Give back each line of the data exactly.
[Start of Attachment]
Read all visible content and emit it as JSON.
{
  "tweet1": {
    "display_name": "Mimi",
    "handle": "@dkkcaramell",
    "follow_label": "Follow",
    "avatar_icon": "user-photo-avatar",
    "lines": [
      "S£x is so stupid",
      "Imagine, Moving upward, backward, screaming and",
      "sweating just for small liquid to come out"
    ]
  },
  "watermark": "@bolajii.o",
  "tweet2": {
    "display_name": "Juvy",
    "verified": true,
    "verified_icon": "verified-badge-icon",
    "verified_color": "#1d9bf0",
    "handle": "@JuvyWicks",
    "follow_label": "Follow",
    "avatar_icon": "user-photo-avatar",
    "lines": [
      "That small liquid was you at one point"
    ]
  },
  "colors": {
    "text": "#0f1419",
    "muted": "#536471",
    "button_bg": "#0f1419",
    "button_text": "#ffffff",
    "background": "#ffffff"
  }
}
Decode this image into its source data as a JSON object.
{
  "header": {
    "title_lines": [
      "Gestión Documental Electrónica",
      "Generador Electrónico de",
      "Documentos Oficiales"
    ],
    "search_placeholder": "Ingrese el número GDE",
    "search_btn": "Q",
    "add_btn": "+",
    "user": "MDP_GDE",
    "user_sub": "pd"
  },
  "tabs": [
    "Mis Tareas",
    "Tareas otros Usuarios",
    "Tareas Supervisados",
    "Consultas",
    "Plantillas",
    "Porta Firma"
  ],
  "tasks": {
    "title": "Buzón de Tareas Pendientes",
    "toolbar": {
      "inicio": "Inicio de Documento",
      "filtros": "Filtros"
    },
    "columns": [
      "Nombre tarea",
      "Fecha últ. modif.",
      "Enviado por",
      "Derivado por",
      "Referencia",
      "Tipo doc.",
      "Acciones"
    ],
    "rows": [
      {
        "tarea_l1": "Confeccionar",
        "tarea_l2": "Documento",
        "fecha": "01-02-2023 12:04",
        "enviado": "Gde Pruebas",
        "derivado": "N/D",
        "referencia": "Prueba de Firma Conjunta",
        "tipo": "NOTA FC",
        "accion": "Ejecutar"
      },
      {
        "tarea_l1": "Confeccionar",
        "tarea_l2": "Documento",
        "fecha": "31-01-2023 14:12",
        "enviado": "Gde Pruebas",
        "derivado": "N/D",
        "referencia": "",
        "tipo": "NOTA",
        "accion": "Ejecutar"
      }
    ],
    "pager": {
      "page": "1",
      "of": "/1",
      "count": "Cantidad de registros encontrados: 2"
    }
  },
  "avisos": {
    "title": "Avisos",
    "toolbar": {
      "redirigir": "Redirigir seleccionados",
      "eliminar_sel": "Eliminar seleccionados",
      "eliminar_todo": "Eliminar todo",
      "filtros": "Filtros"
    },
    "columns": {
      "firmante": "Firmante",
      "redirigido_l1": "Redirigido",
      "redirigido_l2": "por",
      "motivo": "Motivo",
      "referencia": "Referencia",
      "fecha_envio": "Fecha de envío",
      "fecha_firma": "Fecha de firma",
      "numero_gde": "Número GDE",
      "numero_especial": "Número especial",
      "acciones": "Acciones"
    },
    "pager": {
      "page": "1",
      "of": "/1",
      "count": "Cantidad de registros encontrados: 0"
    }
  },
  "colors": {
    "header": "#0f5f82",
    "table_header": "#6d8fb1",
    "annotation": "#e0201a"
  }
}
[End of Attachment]
• EXERCISE OUTPUT:
Read all visible content and emit it as JSON.
{
  "tweet1": {
    "display_name": "Mimi",
    "handle": "@dkkcaramell",
    "follow_label": "Follow",
    "avatar_icon": "user-photo-avatar",
    "lines": [
      "S£x is so stupid",
      "Imagine, Moving upward, backward, screaming and",
      "sweating just for small liquid to come out"
    ]
  },
  "watermark": "@bolajii.o",
  "tweet2": {
    "display_name": "Juvy",
    "verified": true,
    "verified_icon": "verified-badge-icon",
    "verified_color": "#1d9bf0",
    "handle": "@JuvyWicks",
    "follow_label": "Follow",
    "avatar_icon": "user-photo-avatar",
    "lines": [
      "That small liquid was you at one point"
    ]
  },
  "colors": {
    "text": "#0f1419",
    "muted": "#536471",
    "button_bg": "#0f1419",
    "button_text": "#ffffff",
    "background": "#ffffff"
  }
}
Decode this image into its source data as a JSON object.
{
  "header": {
    "title_lines": [
      "Gestión Documental Electrónica",
      "Generador Electrónico de",
      "Documentos Oficiales"
    ],
    "search_placeholder": "Ingrese el número GDE",
    "search_btn": "Q",
    "add_btn": "+",
    "user": "MDP_GDE",
    "user_sub": "pd"
  },
  "tabs": [
    "Mis Tareas",
    "Tareas otros Usuarios",
    "Tareas Supervisados",
    "Consultas",
    "Plantillas",
    "Porta Firma"
  ],
  "tasks": {
    "title": "Buzón de Tareas Pendientes",
    "toolbar": {
      "inicio": "Inicio de Documento",
      "filtros": "Filtros"
    },
    "columns": [
      "Nombre tarea",
      "Fecha últ. modif.",
      "Enviado por",
      "Derivado por",
      "Referencia",
      "Tipo doc.",
      "Acciones"
    ],
    "rows": [
      {
        "tarea_l1": "Confeccionar",
        "tarea_l2": "Documento",
        "fecha": "01-02-2023 12:04",
        "enviado": "Gde Pruebas",
        "derivado": "N/D",
        "referencia": "Prueba de Firma Conjunta",
        "tipo": "NOTA FC",
        "accion": "Ejecutar"
      },
      {
        "tarea_l1": "Confeccionar",
        "tarea_l2": "Documento",
        "fecha": "31-01-2023 14:12",
        "enviado": "Gde Pruebas",
        "derivado": "N/D",
        "referencia": "",
        "tipo": "NOTA",
        "accion": "Ejecutar"
      }
    ],
    "pager": {
      "page": "1",
      "of": "/1",
      "count": "Cantidad de registros encontrados: 2"
    }
  },
  "avisos": {
    "title": "Avisos",
    "toolbar": {
      "redirigir": "Redirigir seleccionados",
      "eliminar_sel": "Eliminar seleccionados",
      "eliminar_todo": "Eliminar todo",
      "filtros": "Filtros"
    },
    "columns": {
      "firmante": "Firmante",
      "redirigido_l1": "Redirigido",
      "redirigido_l2": "por",
      "motivo": "Motivo",
      "referencia": "Referencia",
      "fecha_envio": "Fecha de envío",
      "fecha_firma": "Fecha de firma",
      "numero_gde": "Número GDE",
      "numero_especial": "Número especial",
      "acciones": "Acciones"
    },
    "pager": {
      "page": "1",
      "of": "/1",
      "count": "Cantidad de registros encontrados: 0"
    }
  },
  "colors": {
    "header": "#0f5f82",
    "table_header": "#6d8fb1",
    "annotation": "#e0201a"
  }
}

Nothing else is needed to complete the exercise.